Every business and organization in America has a website, and they all need content for those sites. (Quiz: Who writes content for most websites? Marketing companies. Which is to say, “a lot of high school grads.”) When the web first started (or, as I like to say, “when Al Gore first invented the internet”), websites were similar to billboards along the freeway. You’d stop at a site and it would read, “Don’s Plumbing: Great Service, Low Rates – Call 555-1234.” But businesses quickly learned there was no reason for readers to ever visit again. So if you go to the website for Don’s Plumbing today, you’ll find the company history, a profile of each plumber who works there, a section where you can make an appointment, another page where you can order parts, a fix-it-yourself guide, and a history of indoor plumbing. Um… SOMEBODY has to write all that text. And then somebody ELSE has to go back and edit it, because the first version of it was probably terrible, since it was edited by the owner’s son. So writing and editing online content for businesses and organizations is a huge market right now, as is any sort of marketing writing. (And the concept of marketing writing requires its own blog posts, but probably for somebody else’s site.)
As I noted the other day, there are more people reading than ever before, and more opportunities to read than ever in the history of the world. So… don’t get stuck into the mindset that all your writing income must come from books. Books are often one part of the equation, at least when you’re getting started on your career. Set a financial goal, start to work toward it, and look for opportunities to generate some income from your writing skill. That’s how you get started making a living at writing.

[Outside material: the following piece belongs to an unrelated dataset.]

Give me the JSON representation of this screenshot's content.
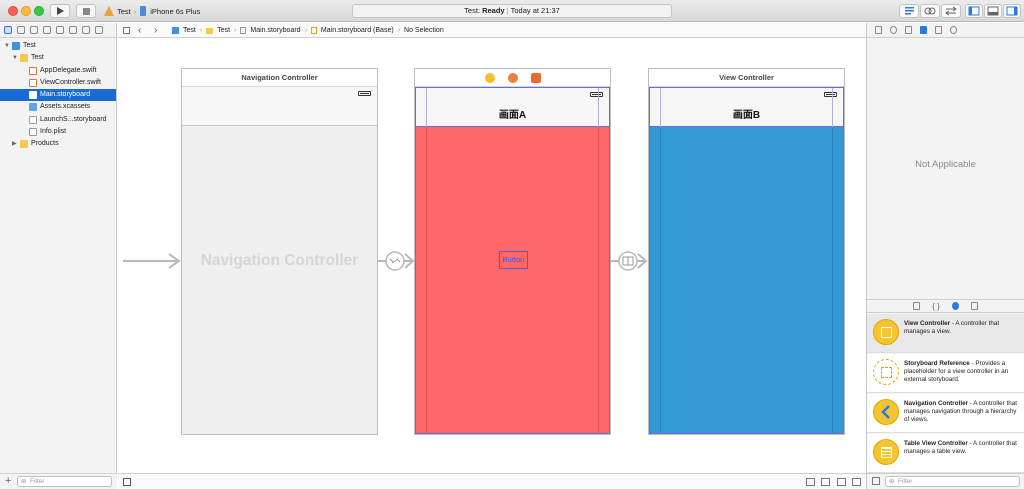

I’d love to hear from some of you who are doing it. What advice would you have for writers who are just starting the process of making a living at writing?